Dataset rows for apps and sites |
□ □ □ □ □ □ □
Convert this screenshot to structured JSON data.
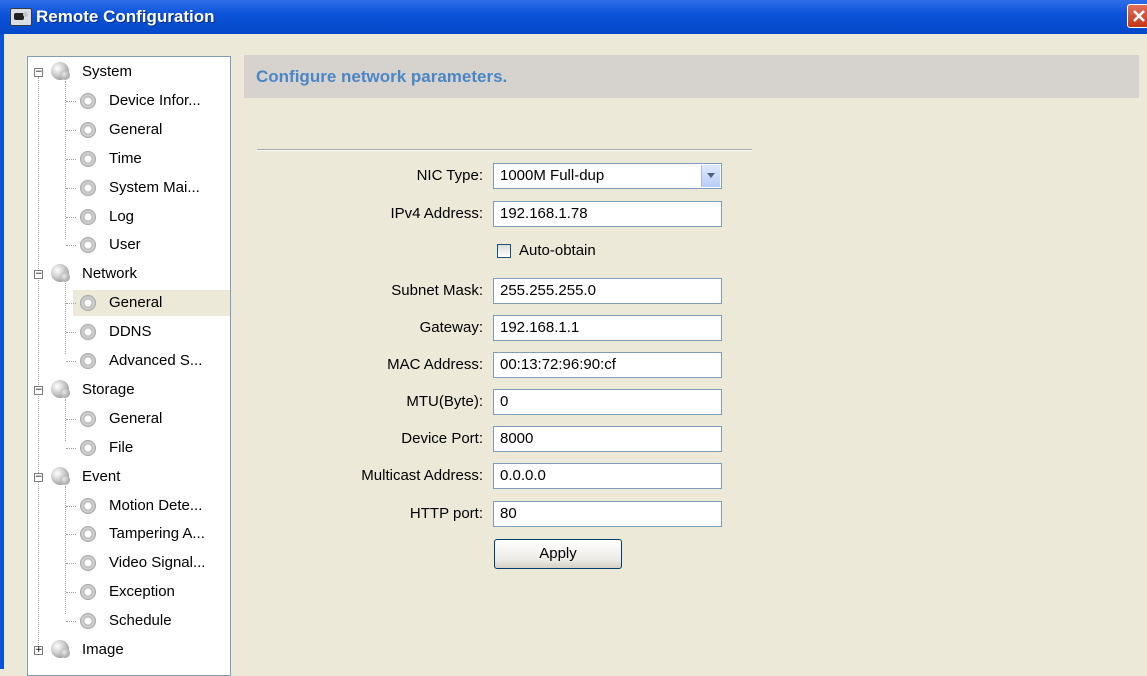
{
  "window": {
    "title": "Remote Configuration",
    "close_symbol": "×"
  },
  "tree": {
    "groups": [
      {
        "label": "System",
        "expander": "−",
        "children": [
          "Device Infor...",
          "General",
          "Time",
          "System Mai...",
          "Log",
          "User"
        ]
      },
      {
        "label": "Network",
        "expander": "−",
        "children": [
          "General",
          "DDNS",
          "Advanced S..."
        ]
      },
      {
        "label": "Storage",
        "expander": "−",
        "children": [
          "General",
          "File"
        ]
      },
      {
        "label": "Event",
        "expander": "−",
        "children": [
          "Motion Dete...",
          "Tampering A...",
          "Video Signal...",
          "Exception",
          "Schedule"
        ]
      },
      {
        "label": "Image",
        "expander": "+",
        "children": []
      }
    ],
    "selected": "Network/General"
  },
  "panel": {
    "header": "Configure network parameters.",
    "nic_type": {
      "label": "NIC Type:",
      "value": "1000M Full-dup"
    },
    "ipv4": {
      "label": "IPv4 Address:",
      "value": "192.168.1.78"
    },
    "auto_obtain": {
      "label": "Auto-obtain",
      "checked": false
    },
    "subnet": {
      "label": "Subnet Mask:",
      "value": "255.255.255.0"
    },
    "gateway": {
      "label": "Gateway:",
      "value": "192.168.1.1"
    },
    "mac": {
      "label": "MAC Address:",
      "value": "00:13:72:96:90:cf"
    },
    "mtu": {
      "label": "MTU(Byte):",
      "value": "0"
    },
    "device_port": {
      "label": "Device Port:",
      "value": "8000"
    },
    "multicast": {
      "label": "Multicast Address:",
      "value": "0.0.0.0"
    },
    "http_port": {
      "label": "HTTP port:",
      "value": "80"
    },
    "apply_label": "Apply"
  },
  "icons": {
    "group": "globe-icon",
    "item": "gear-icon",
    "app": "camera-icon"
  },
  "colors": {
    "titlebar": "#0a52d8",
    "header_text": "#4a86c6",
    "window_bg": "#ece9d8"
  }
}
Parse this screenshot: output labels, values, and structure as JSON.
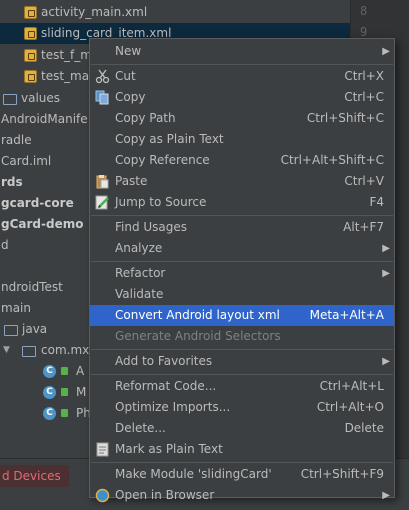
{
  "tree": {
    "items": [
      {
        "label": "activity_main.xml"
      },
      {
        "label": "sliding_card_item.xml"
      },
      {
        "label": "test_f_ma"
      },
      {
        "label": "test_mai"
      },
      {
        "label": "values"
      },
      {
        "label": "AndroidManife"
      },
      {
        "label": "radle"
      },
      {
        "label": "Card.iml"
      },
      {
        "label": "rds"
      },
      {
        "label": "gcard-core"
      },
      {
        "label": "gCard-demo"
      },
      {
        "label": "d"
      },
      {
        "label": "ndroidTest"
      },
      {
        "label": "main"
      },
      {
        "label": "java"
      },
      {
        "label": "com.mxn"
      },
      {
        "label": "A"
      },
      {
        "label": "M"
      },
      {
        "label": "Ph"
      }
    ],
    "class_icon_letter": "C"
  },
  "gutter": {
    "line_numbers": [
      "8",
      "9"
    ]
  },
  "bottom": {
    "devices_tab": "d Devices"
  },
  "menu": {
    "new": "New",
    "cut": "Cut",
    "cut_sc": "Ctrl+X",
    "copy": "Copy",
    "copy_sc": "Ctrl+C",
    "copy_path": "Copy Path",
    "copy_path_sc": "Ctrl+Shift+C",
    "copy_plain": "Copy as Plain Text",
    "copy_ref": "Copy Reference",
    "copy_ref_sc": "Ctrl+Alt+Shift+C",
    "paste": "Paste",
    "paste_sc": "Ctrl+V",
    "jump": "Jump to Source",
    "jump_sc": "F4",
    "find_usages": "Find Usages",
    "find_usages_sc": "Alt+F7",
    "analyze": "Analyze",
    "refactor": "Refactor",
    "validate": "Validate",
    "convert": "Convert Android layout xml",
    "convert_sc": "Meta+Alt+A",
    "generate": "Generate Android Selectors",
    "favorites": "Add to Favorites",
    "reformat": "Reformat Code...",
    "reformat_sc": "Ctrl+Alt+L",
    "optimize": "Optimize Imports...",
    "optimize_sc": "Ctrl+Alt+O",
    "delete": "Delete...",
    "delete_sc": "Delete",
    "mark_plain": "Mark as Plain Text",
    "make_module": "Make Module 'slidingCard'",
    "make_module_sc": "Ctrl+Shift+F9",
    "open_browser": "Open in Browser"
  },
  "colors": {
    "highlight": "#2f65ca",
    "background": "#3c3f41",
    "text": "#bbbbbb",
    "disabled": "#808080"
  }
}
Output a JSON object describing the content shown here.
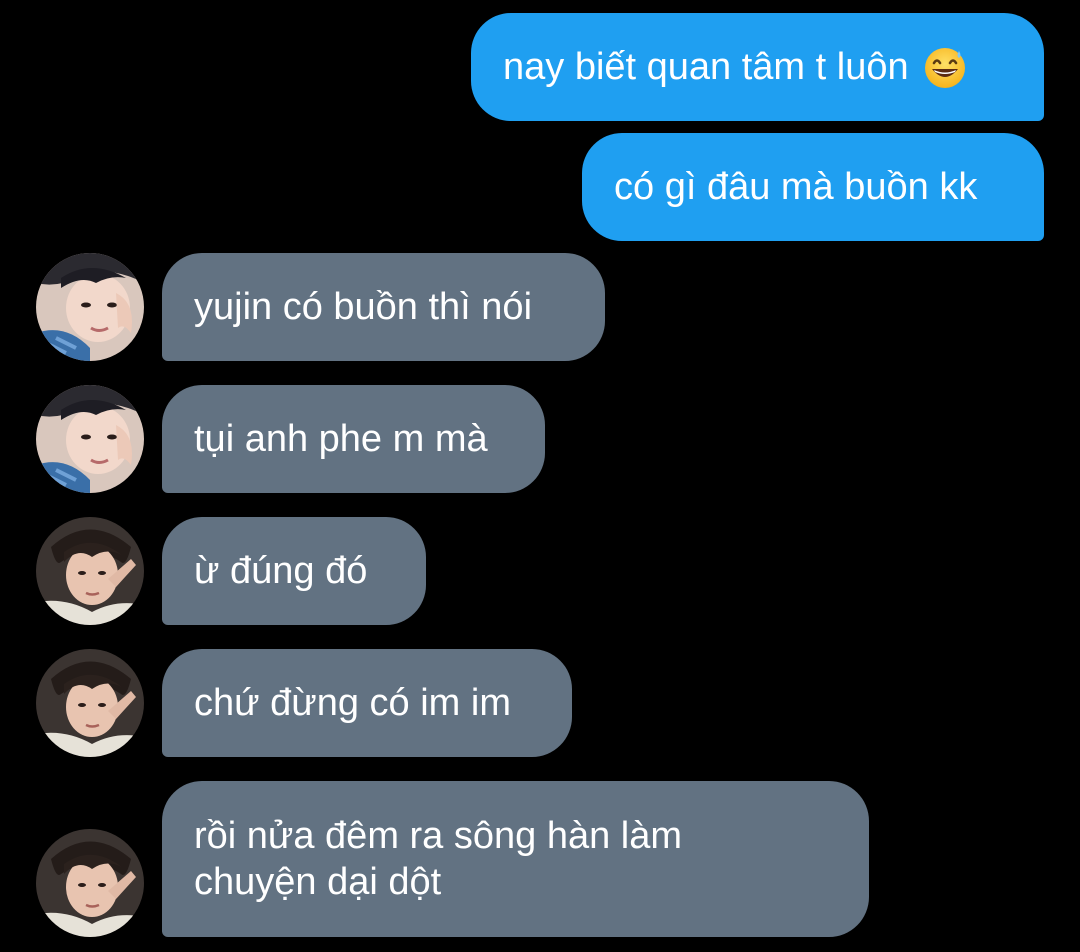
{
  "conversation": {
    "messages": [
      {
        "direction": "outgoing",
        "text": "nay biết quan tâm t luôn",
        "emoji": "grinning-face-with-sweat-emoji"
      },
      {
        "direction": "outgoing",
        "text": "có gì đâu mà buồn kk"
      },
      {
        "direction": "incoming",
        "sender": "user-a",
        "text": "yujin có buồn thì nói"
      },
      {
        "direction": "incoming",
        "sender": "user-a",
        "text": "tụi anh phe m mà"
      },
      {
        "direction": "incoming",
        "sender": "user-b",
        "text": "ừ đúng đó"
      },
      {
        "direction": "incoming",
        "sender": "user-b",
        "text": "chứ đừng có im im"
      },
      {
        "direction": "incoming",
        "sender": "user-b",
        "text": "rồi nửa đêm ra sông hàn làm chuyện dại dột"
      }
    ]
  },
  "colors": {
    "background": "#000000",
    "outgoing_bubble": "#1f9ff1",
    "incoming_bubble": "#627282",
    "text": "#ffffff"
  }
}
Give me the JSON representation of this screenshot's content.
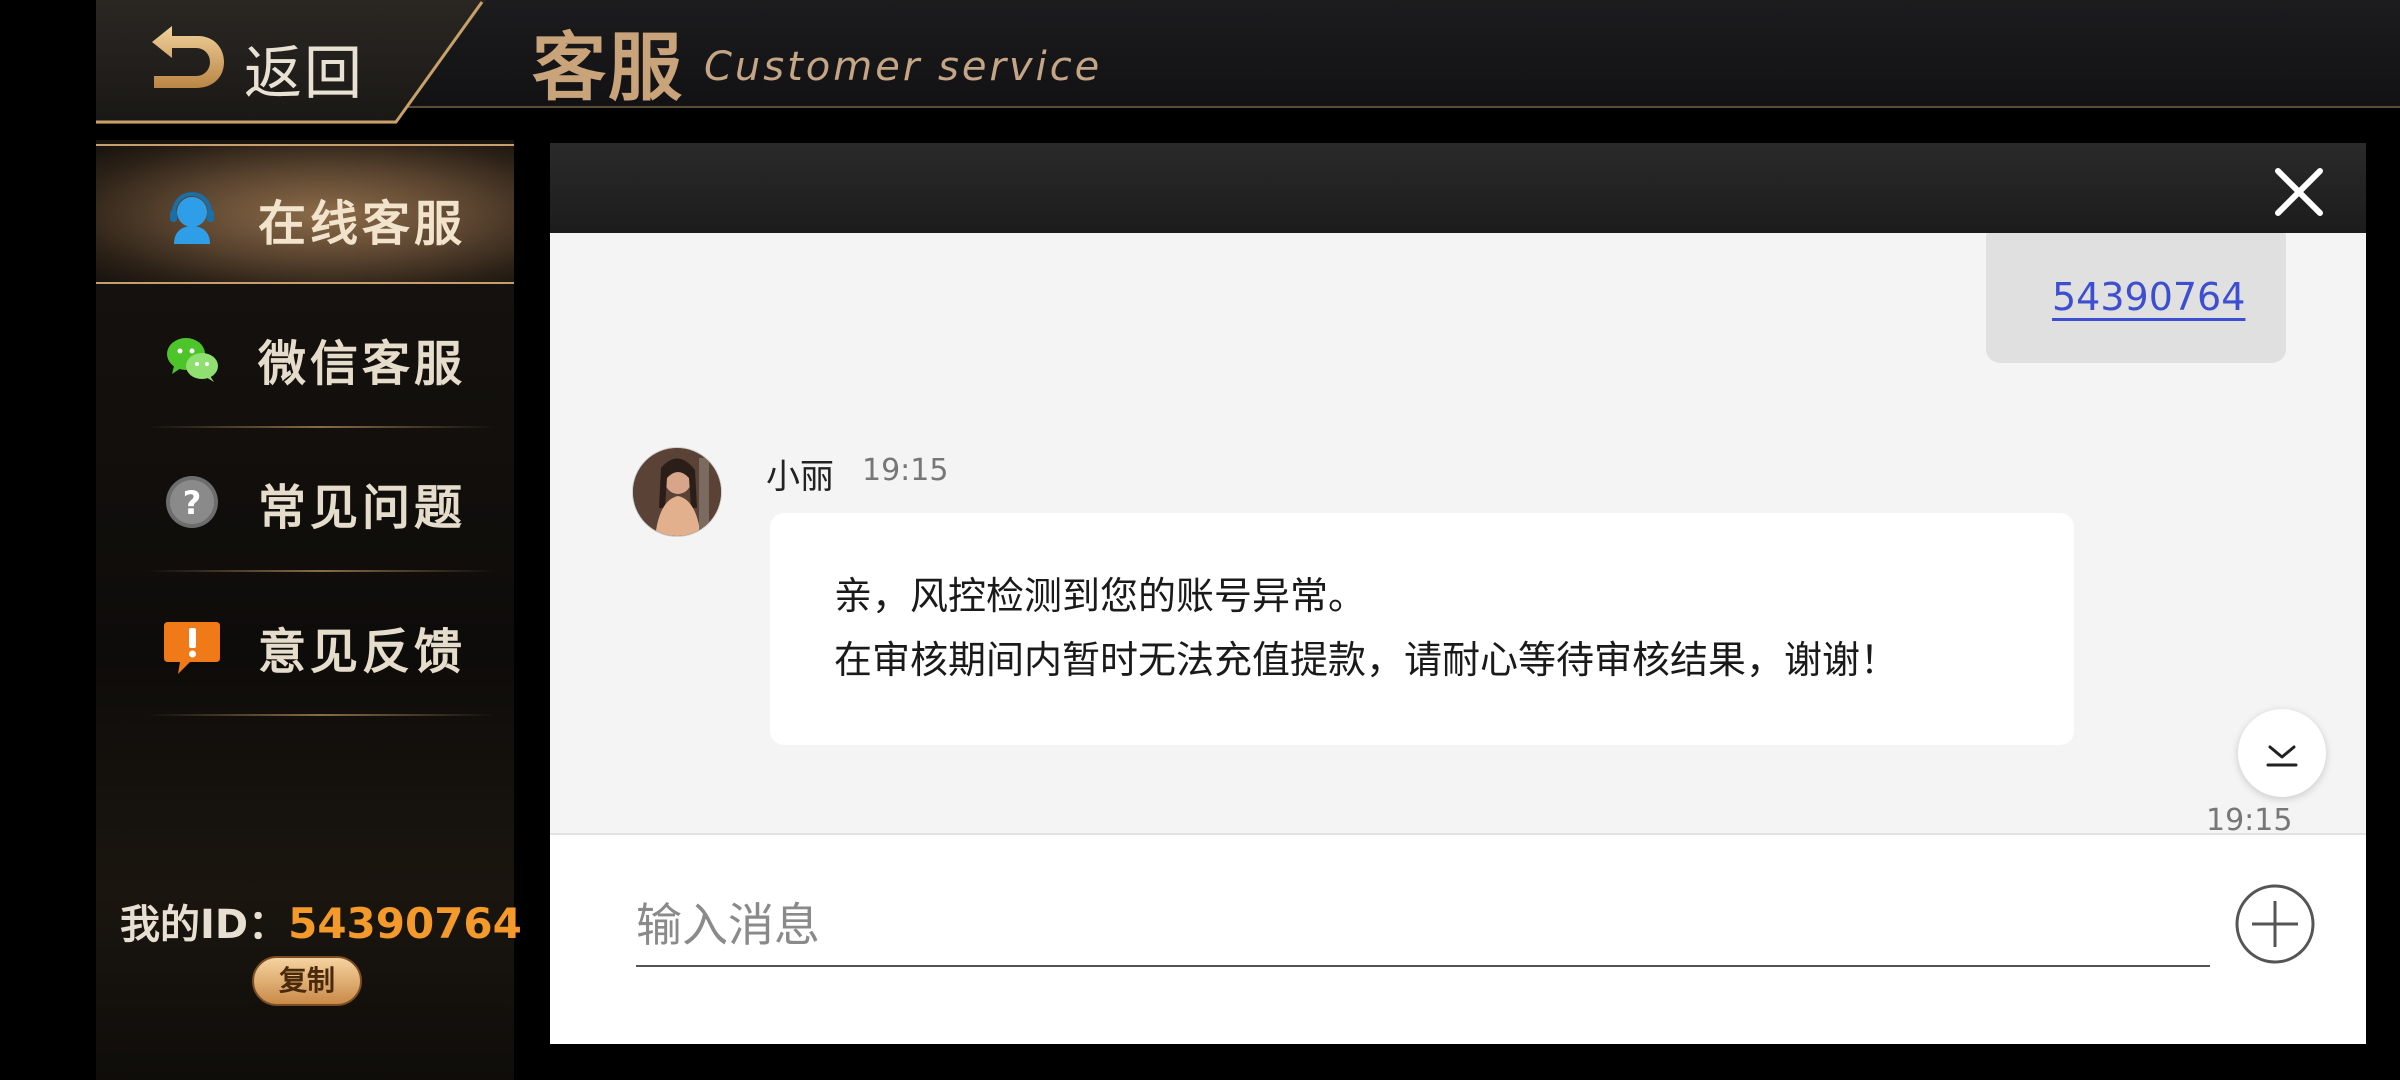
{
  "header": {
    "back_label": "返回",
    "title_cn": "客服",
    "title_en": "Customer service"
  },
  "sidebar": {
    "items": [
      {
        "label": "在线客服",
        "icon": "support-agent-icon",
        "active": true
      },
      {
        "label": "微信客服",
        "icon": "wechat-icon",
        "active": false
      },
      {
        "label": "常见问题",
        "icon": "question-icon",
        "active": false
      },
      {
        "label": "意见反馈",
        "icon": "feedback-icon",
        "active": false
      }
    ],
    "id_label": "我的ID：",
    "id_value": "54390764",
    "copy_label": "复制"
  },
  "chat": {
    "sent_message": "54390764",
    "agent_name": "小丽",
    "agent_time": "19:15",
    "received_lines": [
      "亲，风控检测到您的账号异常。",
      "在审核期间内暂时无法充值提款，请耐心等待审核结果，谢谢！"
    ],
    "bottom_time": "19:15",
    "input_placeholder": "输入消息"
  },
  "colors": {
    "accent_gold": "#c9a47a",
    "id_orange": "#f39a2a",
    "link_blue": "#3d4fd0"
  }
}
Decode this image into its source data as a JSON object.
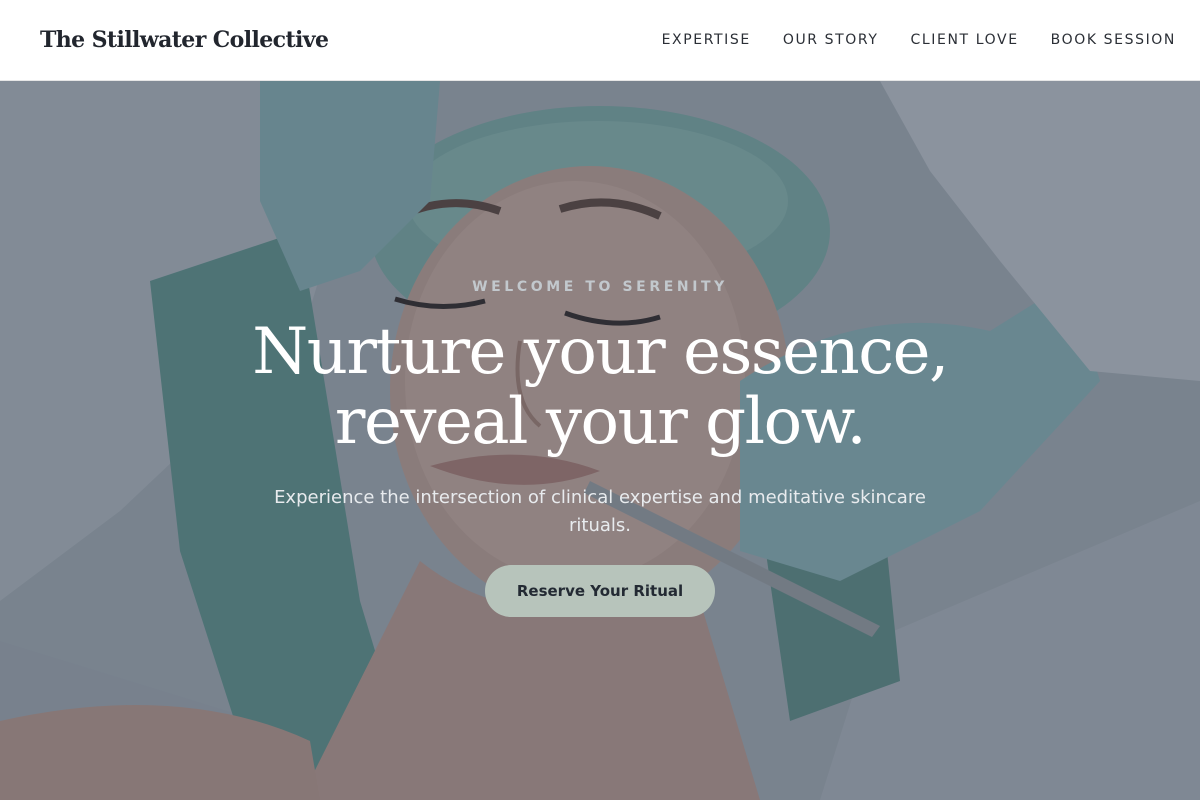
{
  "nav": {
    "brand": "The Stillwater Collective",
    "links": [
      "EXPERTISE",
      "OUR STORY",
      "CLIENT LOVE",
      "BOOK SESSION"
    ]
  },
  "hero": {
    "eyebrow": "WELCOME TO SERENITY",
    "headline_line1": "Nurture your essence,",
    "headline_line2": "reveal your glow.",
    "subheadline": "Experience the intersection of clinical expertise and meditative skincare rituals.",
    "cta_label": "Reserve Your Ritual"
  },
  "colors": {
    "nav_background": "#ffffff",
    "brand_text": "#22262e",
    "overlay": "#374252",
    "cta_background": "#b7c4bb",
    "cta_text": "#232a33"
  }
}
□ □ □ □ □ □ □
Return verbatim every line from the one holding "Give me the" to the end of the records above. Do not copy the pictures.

Give me the JSON representation of this screenshot's content.
{
  "header": {
    "back_label": "返回",
    "title_cn": "客服",
    "title_en": "Customer service"
  },
  "sidebar": {
    "items": [
      {
        "label": "在线客服",
        "icon": "support-agent-icon",
        "active": true
      },
      {
        "label": "微信客服",
        "icon": "wechat-icon",
        "active": false
      },
      {
        "label": "常见问题",
        "icon": "question-icon",
        "active": false
      },
      {
        "label": "意见反馈",
        "icon": "feedback-icon",
        "active": false
      }
    ],
    "id_label": "我的ID：",
    "id_value": "54390764",
    "copy_label": "复制"
  },
  "chat": {
    "sent_message": "54390764",
    "agent_name": "小丽",
    "agent_time": "19:15",
    "received_lines": [
      "亲，风控检测到您的账号异常。",
      "在审核期间内暂时无法充值提款，请耐心等待审核结果，谢谢！"
    ],
    "bottom_time": "19:15",
    "input_placeholder": "输入消息"
  },
  "colors": {
    "accent_gold": "#c9a47a",
    "id_orange": "#f39a2a",
    "link_blue": "#3d4fd0"
  }
}
Decode this image into its source data as a JSON object.
{
  "nav": {
    "brand": "The Stillwater Collective",
    "links": [
      "EXPERTISE",
      "OUR STORY",
      "CLIENT LOVE",
      "BOOK SESSION"
    ]
  },
  "hero": {
    "eyebrow": "WELCOME TO SERENITY",
    "headline_line1": "Nurture your essence,",
    "headline_line2": "reveal your glow.",
    "subheadline": "Experience the intersection of clinical expertise and meditative skincare rituals.",
    "cta_label": "Reserve Your Ritual"
  },
  "colors": {
    "nav_background": "#ffffff",
    "brand_text": "#22262e",
    "overlay": "#374252",
    "cta_background": "#b7c4bb",
    "cta_text": "#232a33"
  }
}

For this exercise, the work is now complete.